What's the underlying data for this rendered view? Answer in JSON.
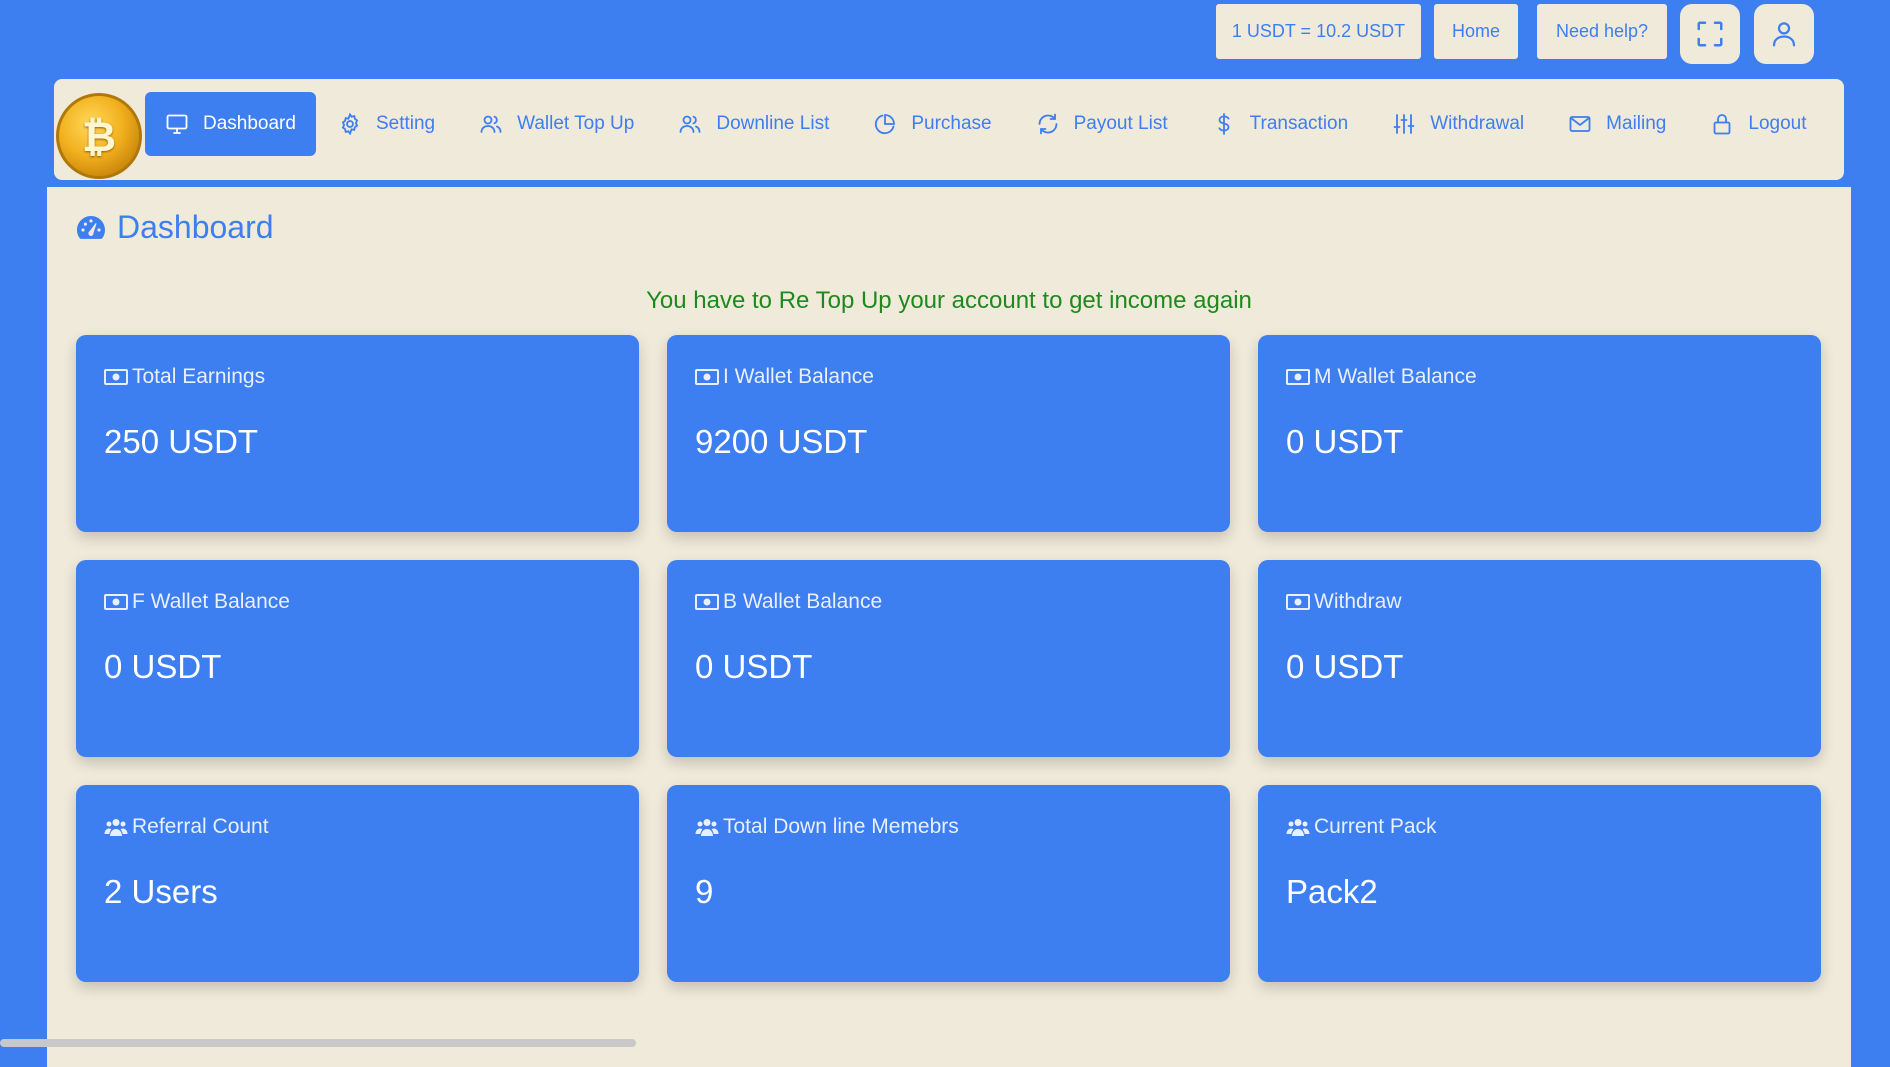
{
  "topbar": {
    "rate": "1 USDT = 10.2 USDT",
    "home": "Home",
    "help": "Need help?"
  },
  "logo_icon": "bitcoin-icon",
  "nav": {
    "items": [
      {
        "label": "Dashboard",
        "icon": "monitor-icon"
      },
      {
        "label": "Setting",
        "icon": "gear-icon"
      },
      {
        "label": "Wallet Top Up",
        "icon": "users-icon"
      },
      {
        "label": "Downline List",
        "icon": "users-icon"
      },
      {
        "label": "Purchase",
        "icon": "pie-chart-icon"
      },
      {
        "label": "Payout List",
        "icon": "refresh-icon"
      },
      {
        "label": "Transaction",
        "icon": "dollar-icon"
      },
      {
        "label": "Withdrawal",
        "icon": "sliders-icon"
      },
      {
        "label": "Mailing",
        "icon": "mail-icon"
      },
      {
        "label": "Logout",
        "icon": "lock-icon"
      }
    ]
  },
  "page": {
    "title": "Dashboard",
    "notice": "You have to Re Top Up your account to get income again"
  },
  "cards": [
    {
      "label": "Total Earnings",
      "value": "250 USDT",
      "icon": "money-icon"
    },
    {
      "label": "I Wallet Balance",
      "value": "9200 USDT",
      "icon": "money-icon"
    },
    {
      "label": "M Wallet Balance",
      "value": "0 USDT",
      "icon": "money-icon"
    },
    {
      "label": "F Wallet Balance",
      "value": "0 USDT",
      "icon": "money-icon"
    },
    {
      "label": "B Wallet Balance",
      "value": "0 USDT",
      "icon": "money-icon"
    },
    {
      "label": "Withdraw",
      "value": "0 USDT",
      "icon": "money-icon"
    },
    {
      "label": "Referral Count",
      "value": "2 Users",
      "icon": "users-group-icon"
    },
    {
      "label": "Total Down line Memebrs",
      "value": "9",
      "icon": "users-group-icon"
    },
    {
      "label": "Current Pack",
      "value": "Pack2",
      "icon": "users-group-icon"
    }
  ],
  "colors": {
    "primary": "#3d7ef0",
    "panel": "#f0eadb",
    "notice": "#1e8a1e"
  }
}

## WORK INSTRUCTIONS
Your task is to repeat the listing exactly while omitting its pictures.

## RESULT
What's the underlying data for this rendered view? Answer in JSON.
{
  "topbar": {
    "rate": "1 USDT = 10.2 USDT",
    "home": "Home",
    "help": "Need help?"
  },
  "logo_icon": "bitcoin-icon",
  "nav": {
    "items": [
      {
        "label": "Dashboard",
        "icon": "monitor-icon"
      },
      {
        "label": "Setting",
        "icon": "gear-icon"
      },
      {
        "label": "Wallet Top Up",
        "icon": "users-icon"
      },
      {
        "label": "Downline List",
        "icon": "users-icon"
      },
      {
        "label": "Purchase",
        "icon": "pie-chart-icon"
      },
      {
        "label": "Payout List",
        "icon": "refresh-icon"
      },
      {
        "label": "Transaction",
        "icon": "dollar-icon"
      },
      {
        "label": "Withdrawal",
        "icon": "sliders-icon"
      },
      {
        "label": "Mailing",
        "icon": "mail-icon"
      },
      {
        "label": "Logout",
        "icon": "lock-icon"
      }
    ]
  },
  "page": {
    "title": "Dashboard",
    "notice": "You have to Re Top Up your account to get income again"
  },
  "cards": [
    {
      "label": "Total Earnings",
      "value": "250 USDT",
      "icon": "money-icon"
    },
    {
      "label": "I Wallet Balance",
      "value": "9200 USDT",
      "icon": "money-icon"
    },
    {
      "label": "M Wallet Balance",
      "value": "0 USDT",
      "icon": "money-icon"
    },
    {
      "label": "F Wallet Balance",
      "value": "0 USDT",
      "icon": "money-icon"
    },
    {
      "label": "B Wallet Balance",
      "value": "0 USDT",
      "icon": "money-icon"
    },
    {
      "label": "Withdraw",
      "value": "0 USDT",
      "icon": "money-icon"
    },
    {
      "label": "Referral Count",
      "value": "2 Users",
      "icon": "users-group-icon"
    },
    {
      "label": "Total Down line Memebrs",
      "value": "9",
      "icon": "users-group-icon"
    },
    {
      "label": "Current Pack",
      "value": "Pack2",
      "icon": "users-group-icon"
    }
  ],
  "colors": {
    "primary": "#3d7ef0",
    "panel": "#f0eadb",
    "notice": "#1e8a1e"
  }
}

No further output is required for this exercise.